[Web page and app entries]
-=-=-=-=-
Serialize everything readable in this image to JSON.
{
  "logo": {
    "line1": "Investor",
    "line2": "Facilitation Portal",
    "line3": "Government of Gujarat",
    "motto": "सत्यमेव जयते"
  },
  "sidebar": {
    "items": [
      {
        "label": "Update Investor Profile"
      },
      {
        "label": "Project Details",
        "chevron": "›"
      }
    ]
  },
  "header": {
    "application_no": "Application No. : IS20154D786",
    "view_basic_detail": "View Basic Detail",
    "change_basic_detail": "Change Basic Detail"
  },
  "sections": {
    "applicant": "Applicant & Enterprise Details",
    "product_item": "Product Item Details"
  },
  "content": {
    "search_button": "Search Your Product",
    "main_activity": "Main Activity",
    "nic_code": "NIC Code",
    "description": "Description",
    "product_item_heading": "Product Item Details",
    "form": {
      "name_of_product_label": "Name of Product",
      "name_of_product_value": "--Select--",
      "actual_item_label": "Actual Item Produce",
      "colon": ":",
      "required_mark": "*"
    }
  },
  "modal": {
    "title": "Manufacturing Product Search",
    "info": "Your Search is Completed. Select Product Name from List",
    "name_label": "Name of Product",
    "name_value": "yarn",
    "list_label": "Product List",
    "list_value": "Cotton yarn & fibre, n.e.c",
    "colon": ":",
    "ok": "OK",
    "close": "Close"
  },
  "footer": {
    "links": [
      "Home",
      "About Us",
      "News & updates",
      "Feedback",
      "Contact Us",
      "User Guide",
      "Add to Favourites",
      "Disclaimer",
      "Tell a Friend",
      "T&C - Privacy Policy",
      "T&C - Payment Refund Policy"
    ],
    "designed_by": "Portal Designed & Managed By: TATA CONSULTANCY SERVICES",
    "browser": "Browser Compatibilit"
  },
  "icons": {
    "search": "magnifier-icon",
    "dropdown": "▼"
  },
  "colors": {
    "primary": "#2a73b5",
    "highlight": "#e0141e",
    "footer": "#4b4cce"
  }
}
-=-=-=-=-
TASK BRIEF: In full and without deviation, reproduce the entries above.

WRITTEN SOLUTION:
Serialize everything readable in this image to JSON.
{
  "logo": {
    "line1": "Investor",
    "line2": "Facilitation Portal",
    "line3": "Government of Gujarat",
    "motto": "सत्यमेव जयते"
  },
  "sidebar": {
    "items": [
      {
        "label": "Update Investor Profile"
      },
      {
        "label": "Project Details",
        "chevron": "›"
      }
    ]
  },
  "header": {
    "application_no": "Application No. : IS20154D786",
    "view_basic_detail": "View Basic Detail",
    "change_basic_detail": "Change Basic Detail"
  },
  "sections": {
    "applicant": "Applicant & Enterprise Details",
    "product_item": "Product Item Details"
  },
  "content": {
    "search_button": "Search Your Product",
    "main_activity": "Main Activity",
    "nic_code": "NIC Code",
    "description": "Description",
    "product_item_heading": "Product Item Details",
    "form": {
      "name_of_product_label": "Name of Product",
      "name_of_product_value": "--Select--",
      "actual_item_label": "Actual Item Produce",
      "colon": ":",
      "required_mark": "*"
    }
  },
  "modal": {
    "title": "Manufacturing Product Search",
    "info": "Your Search is Completed. Select Product Name from List",
    "name_label": "Name of Product",
    "name_value": "yarn",
    "list_label": "Product List",
    "list_value": "Cotton yarn & fibre, n.e.c",
    "colon": ":",
    "ok": "OK",
    "close": "Close"
  },
  "footer": {
    "links": [
      "Home",
      "About Us",
      "News & updates",
      "Feedback",
      "Contact Us",
      "User Guide",
      "Add to Favourites",
      "Disclaimer",
      "Tell a Friend",
      "T&C - Privacy Policy",
      "T&C - Payment Refund Policy"
    ],
    "designed_by": "Portal Designed & Managed By: TATA CONSULTANCY SERVICES",
    "browser": "Browser Compatibilit"
  },
  "icons": {
    "search": "magnifier-icon",
    "dropdown": "▼"
  },
  "colors": {
    "primary": "#2a73b5",
    "highlight": "#e0141e",
    "footer": "#4b4cce"
  }
}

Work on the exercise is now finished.